I found the excerpts below in the 1916 work A Forecast of Things after the War by H.G. Wells. The big points Wells got exactly right in this mid-war extended essay were that the war was becoming test of national energy and will, and that, inevitably, the Central Powers would drop exhausted by the wayside one-by-one, with Germany, finally and decisively, succumbing.
It's kind of a ponderous read, with lots of socialist Utopianism mixed in with some astute observations. The first section reads like something from The Innocents Abroad and catches somewhat amusingly and accurately important things about the American character of 100 years ago (and maybe still today). In the second, nonetheless, Wells sees recent movement by the U.S. toward a greater involvement in the world, something of a veiled, but accurate, prediction that the Americans might just get involved in the war after all.
At the beginning of this war, the United States were still possessed by the glorious illusion that they were aloof from general international politics, that they needed no allies and need fear no enemies, that they constituted a sort of asylum from war and all the bitter stresses and hostilities of the old world. Themselves secure, they could intervene with grim resolution to protect their citizens all over the world. Had they not bombarded Algiers? [The reference here, is apparently to the Barbary pirates.]
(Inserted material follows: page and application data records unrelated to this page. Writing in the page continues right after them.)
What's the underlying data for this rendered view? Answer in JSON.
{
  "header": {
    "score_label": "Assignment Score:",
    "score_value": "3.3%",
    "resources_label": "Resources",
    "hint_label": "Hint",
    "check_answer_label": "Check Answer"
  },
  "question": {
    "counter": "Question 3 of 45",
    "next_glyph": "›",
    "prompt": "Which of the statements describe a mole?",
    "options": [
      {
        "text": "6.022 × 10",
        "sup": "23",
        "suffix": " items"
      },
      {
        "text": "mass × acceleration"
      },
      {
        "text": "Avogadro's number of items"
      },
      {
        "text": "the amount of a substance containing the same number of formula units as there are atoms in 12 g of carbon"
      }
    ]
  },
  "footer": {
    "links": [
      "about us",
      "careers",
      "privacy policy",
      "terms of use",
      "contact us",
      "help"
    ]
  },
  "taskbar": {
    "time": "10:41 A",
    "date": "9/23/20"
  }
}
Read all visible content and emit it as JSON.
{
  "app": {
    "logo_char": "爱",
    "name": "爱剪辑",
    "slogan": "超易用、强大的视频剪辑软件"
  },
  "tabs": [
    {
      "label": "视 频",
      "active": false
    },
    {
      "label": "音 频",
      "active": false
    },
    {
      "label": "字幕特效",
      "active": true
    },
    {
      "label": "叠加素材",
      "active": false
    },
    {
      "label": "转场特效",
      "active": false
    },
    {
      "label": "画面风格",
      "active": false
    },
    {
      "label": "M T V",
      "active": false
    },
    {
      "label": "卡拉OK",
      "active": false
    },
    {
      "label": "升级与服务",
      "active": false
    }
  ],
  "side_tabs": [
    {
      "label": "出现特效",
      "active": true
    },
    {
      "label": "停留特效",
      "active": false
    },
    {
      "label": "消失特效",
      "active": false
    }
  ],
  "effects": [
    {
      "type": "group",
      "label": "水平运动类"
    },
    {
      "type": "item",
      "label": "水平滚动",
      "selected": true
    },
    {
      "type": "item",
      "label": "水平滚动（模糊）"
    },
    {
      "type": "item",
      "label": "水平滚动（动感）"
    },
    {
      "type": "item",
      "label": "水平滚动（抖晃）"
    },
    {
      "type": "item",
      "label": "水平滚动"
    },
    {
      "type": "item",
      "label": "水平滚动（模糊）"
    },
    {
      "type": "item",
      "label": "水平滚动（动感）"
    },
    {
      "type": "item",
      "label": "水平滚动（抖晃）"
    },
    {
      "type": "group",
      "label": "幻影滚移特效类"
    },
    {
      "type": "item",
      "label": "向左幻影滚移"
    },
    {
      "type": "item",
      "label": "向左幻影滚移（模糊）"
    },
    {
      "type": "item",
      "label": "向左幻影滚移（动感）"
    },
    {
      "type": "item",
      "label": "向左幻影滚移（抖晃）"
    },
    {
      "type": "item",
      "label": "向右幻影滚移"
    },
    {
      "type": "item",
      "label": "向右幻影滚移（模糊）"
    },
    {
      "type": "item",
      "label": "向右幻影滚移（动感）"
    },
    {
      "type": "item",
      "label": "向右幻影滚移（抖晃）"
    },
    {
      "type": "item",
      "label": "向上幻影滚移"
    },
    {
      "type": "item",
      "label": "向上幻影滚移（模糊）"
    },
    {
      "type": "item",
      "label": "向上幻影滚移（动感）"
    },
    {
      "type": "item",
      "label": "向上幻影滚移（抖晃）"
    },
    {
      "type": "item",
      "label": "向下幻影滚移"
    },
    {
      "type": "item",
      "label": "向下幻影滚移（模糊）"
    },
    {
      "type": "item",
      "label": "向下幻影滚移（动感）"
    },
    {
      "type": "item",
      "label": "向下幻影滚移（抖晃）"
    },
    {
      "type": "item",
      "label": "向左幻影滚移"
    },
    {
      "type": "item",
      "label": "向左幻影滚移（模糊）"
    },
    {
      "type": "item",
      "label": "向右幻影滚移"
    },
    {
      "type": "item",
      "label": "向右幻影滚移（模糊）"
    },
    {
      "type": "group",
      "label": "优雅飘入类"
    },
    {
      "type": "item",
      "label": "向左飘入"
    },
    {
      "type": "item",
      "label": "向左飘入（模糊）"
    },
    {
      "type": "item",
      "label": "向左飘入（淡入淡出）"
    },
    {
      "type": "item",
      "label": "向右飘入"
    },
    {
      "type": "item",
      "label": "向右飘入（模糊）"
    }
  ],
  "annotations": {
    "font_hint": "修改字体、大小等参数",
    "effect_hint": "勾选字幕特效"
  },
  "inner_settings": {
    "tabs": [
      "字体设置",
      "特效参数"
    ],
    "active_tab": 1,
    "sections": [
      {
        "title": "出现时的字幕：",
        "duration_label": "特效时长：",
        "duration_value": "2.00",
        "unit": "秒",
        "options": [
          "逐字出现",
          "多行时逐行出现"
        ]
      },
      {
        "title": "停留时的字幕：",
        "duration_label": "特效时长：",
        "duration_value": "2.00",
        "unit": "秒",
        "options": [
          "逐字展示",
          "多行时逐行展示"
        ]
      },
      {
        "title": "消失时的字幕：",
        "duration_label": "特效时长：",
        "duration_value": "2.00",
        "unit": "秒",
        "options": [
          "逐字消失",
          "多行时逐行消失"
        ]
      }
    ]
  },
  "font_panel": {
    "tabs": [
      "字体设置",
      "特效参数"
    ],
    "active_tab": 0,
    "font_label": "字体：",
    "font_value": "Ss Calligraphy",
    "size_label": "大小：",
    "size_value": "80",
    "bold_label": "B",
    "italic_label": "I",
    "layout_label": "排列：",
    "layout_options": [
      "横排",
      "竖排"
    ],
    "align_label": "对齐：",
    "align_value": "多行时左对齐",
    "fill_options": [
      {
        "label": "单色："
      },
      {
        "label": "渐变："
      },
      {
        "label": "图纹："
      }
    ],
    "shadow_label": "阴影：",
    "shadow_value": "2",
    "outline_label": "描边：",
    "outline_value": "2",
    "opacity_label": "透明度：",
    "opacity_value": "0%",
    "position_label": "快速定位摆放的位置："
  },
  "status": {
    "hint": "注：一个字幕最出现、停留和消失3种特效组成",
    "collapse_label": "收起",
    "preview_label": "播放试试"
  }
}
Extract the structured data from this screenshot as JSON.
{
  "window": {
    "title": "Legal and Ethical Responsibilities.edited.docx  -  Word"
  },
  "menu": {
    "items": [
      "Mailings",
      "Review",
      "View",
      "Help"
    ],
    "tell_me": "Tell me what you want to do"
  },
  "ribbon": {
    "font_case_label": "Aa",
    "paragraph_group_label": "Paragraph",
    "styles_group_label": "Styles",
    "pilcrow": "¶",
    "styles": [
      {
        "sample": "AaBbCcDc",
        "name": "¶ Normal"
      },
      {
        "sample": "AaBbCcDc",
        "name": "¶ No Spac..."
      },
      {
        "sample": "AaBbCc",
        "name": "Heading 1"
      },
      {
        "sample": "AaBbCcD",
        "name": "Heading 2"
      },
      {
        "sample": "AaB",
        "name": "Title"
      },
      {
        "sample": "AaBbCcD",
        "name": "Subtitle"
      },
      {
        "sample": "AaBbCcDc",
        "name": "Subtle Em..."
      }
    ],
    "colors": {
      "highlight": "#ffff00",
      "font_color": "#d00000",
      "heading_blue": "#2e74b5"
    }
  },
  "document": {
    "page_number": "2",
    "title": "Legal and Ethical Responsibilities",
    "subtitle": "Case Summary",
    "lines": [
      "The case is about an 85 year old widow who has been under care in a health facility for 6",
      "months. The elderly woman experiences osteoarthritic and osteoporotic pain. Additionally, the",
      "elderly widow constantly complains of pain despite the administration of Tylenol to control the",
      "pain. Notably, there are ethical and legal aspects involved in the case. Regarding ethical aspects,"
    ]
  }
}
I remember that soon after the outbreak of the war I lunched at the Savoy Hotel in London when it was crammed with Americans suddenly swept out of Europe by the storm. My host happened to be a man of some diplomatic standing, and several of them came and talked to him. They were full of these old-world ideas of American immunity. Their indignation was comical even at the time. Some of them had been hustled; some had lost their luggage in Germany. When, they asked, was it to be returned to them? Some seemed to be under the impression that, war or no war, an American tourist had a perfect right to travel about in the Vosges or up and down the Rhine just as he thought fit. They thought he had just to wave a little American flag, and the referee would blow a whistle and hold up the battle until he had got by safely. One family had actually been careering about in a cart—their automobile seized—between the closing lines of French and Germans, brightly unaware of the disrespect of bursting shells for American nationality. . .
|An American Tourist Meets Some Local Soldiery|
Since those days the American nation has lived politically a hundred years...The people of the United States have shed their delusion that there is an Eastern and a Western hemisphere, and that nothing can ever pass between them but immigrants and tourists and trade, and realised that this world is one round globe that gets smaller and smaller every decade if you measure it by day's journeys. They are only going over the lesson the British have learnt in the last score or so of years. This is one world and bayonets are a crop that spreads. Let them gather and seed, it matters not how far from you, and a time will come when they will be sticking up under your nose.
There is no real peace but the peace of the whole world, and that is only to be kept by the whole world resisting and suppressing aggression wherever it arises. To anyone who watches the American Press, this realisation has been more and more manifest. From dreams of aloofness and ineffable superiority, America comes round very rapidly to a conception of an active participation in the difficult business of statecraft. She is thinking of alliances, of throwing her weight and influence upon the side of law and security. No longer a political Thoreau in the woods, a sort of vegetarian recluse among nations, a being of negative virtues and unpremeditated superiorities, she girds herself for a manly part in the toilsome world of men.